There’s a great old barn just north of Lincoln on old state route 65.  I’d taken pictures of it in early morning springtime low sun.  I stop by the side of the road, do not dismount, fumble with my little Panasonic and snap a photo.  A four-by-four post bisects my shot.  On it used to be an old campaign sign declaring “Integrity Does Count!” along with a picture of our Congressman who later earned the bum’s rush for cavorting with Jack Abramoff.  I laugh and my helmet refills with fog.

Two miles north, Chamberlain Road heads east.  After a brief skirt of pavement, the road turns to washboard gravel.  I adjust the suspension on the GS and jiggle forth.  A quarter mile on, the gravel has sunk into red mire.  The washboard is gone, but so is the traction.  I feel the rear wheel begin to explore its own path and, without touching the brakes, gently slow precipitously. 

I am beginning to get wet and I am beginning to think this is a really stupid idea.  Then I realize, “Nope, this is exactly what today’s ride is all about.”  I creep forward letting the rear wheel squirm only slightly, thankful that I’m not out in Idaho or Utah eight hundred miles from home experiencing this for the first time.

Only a bit further, past the home office of the spread through which Chamberlain Road runs, I tee into Montezuma Road.  Thankfully, it is paved.  My butt immediately relaxes on the seat a bit.  Out this way, tiny streams are filling.  In a day or so, they’ll surely overtop the narrow bridges on the route.  I stop for a couple of shots near the bucolic cemetery out that way.  I forgot how difficult it is to get wet gloves back onto wet hands.

Western Placer County is a web of secondary roads that right angle into one another, split pastures, tunnel through oaks and climb gentle rises.  It is a pleasant place to explore, even in the rain.

I seek out the old Fruitvale School, now a for-rent community center and stop for another rain shrouded photograph.  The parking area is gated off, but from the gate it appears to be just a pan of slick hardened dirt. 

I continue east on Fruitvale Road.  Within yards, a six-point buck (maybe eight point?  His rack was impressive) came charging toward a fence that parallels the road and startles me.  I’d forgotten about deer heading for the lowlands in winter.  I slow not so carefully.  Inside a brain about the size of a soft-shelled pecan, the critter has second thoughts about his own suicide and taking me out with him.  He stops just short of the fence.  As I pass, he reverses course, finds a tractor trail across the veldt and gallops south on it.  I take an immediate right on Fowler and soon I find myself pacing him about seventy-five yards to his east.  I can’t help but note the athletic build of this creature and the joyous and graceful way he bounds across the field. 

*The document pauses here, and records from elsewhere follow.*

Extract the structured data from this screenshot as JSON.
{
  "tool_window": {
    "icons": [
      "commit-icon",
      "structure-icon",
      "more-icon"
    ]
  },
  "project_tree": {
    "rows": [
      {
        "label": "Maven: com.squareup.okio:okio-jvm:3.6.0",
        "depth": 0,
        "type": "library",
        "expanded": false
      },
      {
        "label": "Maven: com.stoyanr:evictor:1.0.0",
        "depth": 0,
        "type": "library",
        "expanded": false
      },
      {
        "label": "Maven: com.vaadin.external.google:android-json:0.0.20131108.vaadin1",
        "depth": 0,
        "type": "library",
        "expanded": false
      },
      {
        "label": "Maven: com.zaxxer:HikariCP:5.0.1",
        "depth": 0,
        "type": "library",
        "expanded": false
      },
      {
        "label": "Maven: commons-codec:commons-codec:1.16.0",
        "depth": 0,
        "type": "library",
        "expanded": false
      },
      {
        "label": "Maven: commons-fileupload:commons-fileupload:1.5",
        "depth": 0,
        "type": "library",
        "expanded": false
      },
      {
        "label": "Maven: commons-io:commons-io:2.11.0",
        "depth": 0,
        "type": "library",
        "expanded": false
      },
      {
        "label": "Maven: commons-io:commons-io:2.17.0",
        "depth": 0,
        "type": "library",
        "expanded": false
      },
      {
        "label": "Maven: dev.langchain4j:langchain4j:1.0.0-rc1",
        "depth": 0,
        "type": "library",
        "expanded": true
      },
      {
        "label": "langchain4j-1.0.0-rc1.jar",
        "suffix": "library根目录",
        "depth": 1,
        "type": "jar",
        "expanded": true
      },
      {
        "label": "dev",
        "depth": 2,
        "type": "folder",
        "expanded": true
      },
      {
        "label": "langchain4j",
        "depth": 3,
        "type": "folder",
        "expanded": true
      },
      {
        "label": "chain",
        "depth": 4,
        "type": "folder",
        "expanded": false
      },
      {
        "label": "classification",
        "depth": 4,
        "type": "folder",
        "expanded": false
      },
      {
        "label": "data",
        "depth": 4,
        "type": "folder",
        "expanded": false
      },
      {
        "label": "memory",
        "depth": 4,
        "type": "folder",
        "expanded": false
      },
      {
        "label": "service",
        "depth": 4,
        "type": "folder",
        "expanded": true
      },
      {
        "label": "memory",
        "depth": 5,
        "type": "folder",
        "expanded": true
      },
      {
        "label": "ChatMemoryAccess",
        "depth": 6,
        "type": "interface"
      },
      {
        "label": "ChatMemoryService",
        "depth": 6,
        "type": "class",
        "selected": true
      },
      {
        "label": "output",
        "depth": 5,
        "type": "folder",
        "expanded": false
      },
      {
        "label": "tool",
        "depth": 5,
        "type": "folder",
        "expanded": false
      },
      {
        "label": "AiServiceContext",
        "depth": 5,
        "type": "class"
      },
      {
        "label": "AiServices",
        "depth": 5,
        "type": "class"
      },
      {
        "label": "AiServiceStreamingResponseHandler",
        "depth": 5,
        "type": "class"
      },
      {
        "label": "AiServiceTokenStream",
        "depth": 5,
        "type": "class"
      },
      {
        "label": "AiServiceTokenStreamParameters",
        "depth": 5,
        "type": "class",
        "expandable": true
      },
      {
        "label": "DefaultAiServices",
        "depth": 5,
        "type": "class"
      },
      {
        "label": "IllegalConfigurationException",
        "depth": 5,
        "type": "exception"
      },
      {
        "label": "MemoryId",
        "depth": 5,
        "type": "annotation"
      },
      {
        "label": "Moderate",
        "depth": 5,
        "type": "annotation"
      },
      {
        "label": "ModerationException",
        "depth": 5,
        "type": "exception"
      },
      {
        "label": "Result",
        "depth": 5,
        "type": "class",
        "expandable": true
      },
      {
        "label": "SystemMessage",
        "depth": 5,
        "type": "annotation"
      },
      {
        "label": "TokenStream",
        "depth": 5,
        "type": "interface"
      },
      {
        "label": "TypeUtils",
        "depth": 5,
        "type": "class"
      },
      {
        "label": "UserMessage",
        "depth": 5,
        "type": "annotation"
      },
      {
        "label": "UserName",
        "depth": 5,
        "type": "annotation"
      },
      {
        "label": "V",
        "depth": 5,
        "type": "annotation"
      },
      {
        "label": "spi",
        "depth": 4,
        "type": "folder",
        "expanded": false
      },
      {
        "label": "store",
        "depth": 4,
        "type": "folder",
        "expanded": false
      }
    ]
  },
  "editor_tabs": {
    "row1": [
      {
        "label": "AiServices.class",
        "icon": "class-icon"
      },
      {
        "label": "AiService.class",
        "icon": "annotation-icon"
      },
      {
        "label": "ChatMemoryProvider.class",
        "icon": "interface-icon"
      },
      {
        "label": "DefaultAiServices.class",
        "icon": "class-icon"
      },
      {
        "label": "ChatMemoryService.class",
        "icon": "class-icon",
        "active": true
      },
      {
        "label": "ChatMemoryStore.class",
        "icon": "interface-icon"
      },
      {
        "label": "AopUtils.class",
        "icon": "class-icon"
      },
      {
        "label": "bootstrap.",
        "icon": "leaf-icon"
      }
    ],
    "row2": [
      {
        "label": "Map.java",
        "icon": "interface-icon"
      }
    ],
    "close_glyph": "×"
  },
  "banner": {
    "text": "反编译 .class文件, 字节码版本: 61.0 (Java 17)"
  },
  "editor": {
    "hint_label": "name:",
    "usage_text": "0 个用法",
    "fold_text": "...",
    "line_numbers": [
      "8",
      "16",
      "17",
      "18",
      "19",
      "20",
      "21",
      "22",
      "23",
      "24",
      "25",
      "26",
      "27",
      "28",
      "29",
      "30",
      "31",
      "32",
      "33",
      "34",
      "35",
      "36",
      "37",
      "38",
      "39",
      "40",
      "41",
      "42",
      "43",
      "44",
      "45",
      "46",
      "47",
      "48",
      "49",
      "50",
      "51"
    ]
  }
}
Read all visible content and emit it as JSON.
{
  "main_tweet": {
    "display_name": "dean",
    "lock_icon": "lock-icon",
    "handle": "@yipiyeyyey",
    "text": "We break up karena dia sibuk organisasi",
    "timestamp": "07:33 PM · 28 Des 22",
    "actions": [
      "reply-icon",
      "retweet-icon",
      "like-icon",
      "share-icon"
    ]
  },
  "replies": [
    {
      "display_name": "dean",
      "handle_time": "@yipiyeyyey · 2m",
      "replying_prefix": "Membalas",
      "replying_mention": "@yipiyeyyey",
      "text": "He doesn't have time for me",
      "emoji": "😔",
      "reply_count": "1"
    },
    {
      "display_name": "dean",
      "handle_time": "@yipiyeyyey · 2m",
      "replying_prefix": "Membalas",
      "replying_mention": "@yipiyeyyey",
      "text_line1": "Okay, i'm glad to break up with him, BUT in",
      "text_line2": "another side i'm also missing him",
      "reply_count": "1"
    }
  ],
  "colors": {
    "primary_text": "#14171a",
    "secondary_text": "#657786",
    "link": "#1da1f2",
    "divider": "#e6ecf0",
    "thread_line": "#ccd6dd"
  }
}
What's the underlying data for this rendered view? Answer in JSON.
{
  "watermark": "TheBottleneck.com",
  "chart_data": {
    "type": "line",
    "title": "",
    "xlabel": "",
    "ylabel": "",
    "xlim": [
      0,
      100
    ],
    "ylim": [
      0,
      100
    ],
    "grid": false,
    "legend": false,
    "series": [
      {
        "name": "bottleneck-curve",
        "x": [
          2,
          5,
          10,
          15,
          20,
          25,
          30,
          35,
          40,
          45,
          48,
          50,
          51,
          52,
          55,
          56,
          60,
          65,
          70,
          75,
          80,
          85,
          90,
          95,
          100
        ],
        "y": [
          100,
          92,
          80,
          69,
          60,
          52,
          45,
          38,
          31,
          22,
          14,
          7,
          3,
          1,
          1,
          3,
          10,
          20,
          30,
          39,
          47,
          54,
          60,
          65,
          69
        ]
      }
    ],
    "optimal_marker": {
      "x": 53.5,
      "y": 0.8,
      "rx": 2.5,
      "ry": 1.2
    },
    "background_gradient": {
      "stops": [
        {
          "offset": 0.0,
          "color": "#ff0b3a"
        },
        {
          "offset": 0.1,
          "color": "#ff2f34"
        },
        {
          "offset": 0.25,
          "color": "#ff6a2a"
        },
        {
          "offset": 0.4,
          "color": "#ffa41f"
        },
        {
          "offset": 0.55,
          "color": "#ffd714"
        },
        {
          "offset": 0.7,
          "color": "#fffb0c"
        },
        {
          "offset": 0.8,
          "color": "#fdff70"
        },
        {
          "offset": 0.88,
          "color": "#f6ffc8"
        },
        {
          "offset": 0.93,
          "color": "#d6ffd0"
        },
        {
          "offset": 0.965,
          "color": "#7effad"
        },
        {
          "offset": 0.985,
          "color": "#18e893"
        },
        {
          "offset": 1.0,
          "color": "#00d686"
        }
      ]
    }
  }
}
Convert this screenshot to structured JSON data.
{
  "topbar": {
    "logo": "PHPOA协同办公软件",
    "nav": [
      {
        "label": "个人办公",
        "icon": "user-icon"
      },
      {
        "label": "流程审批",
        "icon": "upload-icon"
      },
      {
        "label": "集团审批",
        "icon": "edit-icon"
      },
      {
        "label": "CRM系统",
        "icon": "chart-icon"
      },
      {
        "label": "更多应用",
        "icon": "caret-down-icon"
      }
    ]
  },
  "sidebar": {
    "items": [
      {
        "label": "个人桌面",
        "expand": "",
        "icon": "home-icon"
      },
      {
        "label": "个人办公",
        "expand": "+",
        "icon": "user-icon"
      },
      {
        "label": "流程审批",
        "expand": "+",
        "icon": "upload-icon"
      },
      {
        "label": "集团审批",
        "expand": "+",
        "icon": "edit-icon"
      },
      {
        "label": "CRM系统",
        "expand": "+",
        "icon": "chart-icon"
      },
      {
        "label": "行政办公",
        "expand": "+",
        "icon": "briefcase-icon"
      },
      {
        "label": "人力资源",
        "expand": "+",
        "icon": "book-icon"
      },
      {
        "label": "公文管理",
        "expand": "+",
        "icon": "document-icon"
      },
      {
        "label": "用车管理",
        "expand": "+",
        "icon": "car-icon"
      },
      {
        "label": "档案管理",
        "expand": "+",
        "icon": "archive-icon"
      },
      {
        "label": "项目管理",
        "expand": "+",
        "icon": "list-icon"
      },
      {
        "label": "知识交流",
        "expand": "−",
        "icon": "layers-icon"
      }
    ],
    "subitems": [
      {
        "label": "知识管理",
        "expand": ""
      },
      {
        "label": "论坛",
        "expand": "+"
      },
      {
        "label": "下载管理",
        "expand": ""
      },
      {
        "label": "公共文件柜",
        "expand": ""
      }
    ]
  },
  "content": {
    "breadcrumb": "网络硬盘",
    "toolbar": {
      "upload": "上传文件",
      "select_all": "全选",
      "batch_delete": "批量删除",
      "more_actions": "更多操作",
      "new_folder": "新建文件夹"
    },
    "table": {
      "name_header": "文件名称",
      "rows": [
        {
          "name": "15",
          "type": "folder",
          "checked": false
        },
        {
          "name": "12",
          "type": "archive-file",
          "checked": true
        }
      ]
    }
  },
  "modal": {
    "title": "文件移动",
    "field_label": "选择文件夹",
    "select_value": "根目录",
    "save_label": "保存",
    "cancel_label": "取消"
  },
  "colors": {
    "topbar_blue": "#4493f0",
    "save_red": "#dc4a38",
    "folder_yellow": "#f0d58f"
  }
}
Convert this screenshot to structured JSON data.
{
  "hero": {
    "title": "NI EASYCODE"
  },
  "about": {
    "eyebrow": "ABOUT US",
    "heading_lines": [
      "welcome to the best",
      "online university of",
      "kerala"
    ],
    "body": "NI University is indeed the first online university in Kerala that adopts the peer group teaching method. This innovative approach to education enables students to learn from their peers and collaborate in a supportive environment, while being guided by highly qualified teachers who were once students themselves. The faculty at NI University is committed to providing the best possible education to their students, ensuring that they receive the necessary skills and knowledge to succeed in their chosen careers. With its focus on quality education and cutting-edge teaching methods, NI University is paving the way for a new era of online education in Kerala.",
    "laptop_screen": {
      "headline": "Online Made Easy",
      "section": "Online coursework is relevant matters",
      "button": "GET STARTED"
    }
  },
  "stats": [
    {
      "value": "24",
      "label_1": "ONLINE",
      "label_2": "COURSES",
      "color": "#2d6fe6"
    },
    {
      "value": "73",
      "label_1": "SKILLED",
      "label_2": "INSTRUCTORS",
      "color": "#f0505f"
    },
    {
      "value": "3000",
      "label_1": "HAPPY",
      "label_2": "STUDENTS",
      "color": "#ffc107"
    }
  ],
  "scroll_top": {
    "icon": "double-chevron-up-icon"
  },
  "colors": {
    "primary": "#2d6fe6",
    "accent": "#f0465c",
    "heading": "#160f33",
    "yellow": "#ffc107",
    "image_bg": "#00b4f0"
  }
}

I realize that I am enjoying the sights through which I am riding while supremely aware of the conditions I am riding through.  Mission accomplished.

I head home and catch that shower.

The passing of the family patriarch, both the weeks leading up to it and the weeks following, changes the things we find important and how we spend our disposable time (that time not in pursuit of vocation or homebound chores).  We can’t help but wonder why such a loss prompts us to think of all we’ve gained.  In my case, the passing of my father-in-law took me off either of the bikes for five or six weeks and shut down the blog for that period of time.  Neither seemed important.  Neither really are.

© 2012
Church of the Open Road Press